The British Sociological Association (BSA) West Midlands Medical Sociology Group held a conference at the University on Friday 16 May which brought together a range of speakers. The event, ‘Under served? Or ‘Hard to reach’: community and participatory approaches in health research touched on diverse topics of health research, however certain themes ran through the day including the problematic nature of designating certain groups and individuals as ‘hard to reach’.
Professor Mark Johnson of De Montfort University gave a passionate keynote speech, drawing on examples from his wealth of experience in the field to call for researchers to reflect on their own position when designing research and choosing research instruments to be used in community based research. Other speakers drew attention to the ways that people with learning disability, mental illness and minority ethnic groups can be successfully involved in research, when researchers take the time and effort to include them.
The importance of listening to, engaging and understanding seldom heard groups and individuals underpinned the conference. Novel and creative ways of engaging with participants or service-users were shared, some with an aim of increasing engagement and others aiming to explore alternative understandings of health.
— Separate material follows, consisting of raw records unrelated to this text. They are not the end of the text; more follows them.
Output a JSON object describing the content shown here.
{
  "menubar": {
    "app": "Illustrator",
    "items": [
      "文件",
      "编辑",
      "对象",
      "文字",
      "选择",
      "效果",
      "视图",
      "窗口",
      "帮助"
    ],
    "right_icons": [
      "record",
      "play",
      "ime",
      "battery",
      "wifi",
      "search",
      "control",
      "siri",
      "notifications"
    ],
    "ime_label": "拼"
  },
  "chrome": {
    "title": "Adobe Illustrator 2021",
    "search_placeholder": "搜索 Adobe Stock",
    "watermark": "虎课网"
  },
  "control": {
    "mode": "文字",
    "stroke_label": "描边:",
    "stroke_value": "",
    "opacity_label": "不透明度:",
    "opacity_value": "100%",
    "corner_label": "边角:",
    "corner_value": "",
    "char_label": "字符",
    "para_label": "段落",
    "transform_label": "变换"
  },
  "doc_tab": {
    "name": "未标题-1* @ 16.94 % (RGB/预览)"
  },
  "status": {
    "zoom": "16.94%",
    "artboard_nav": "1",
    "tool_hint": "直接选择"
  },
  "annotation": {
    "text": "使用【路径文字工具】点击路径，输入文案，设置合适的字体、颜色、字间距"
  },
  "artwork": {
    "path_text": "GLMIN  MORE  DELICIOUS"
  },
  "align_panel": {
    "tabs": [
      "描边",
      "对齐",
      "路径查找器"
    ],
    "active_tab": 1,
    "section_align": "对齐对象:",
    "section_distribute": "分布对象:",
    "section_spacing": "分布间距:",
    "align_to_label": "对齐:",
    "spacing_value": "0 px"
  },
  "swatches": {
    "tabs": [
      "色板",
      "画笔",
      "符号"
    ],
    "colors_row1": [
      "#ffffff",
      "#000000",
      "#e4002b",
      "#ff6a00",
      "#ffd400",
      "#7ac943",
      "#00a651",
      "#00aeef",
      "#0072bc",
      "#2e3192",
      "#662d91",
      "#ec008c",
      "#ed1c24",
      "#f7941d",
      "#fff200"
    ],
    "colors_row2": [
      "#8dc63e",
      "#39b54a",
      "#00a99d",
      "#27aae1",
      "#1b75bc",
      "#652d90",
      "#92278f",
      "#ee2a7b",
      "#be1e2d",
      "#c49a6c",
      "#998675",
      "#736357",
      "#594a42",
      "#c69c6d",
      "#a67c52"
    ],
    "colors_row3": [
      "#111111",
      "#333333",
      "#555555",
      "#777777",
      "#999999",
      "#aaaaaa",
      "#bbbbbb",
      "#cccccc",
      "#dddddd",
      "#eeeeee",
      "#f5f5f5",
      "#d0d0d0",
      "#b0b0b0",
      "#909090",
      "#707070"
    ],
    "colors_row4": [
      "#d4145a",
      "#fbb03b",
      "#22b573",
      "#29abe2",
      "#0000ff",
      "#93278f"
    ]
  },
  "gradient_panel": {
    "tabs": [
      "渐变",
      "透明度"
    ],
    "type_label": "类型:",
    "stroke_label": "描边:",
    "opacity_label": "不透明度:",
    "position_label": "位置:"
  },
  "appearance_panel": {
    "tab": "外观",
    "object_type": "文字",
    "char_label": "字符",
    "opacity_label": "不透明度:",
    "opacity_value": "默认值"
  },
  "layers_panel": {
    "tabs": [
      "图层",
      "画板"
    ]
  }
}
The day was dedicated to Connor Sparrowhawk, whose recent death in an NHS Assessment and Treatment Unit may have been avoidable if he and his family had been listened to. Those that took part in the conference were keen to stay in contact with each other and the convenors of the West Midlands Medical Sociology Group, Dr Geraldine Brady (BES) and Dr Pam Lowe (Aston University) will facilitate this through the Group.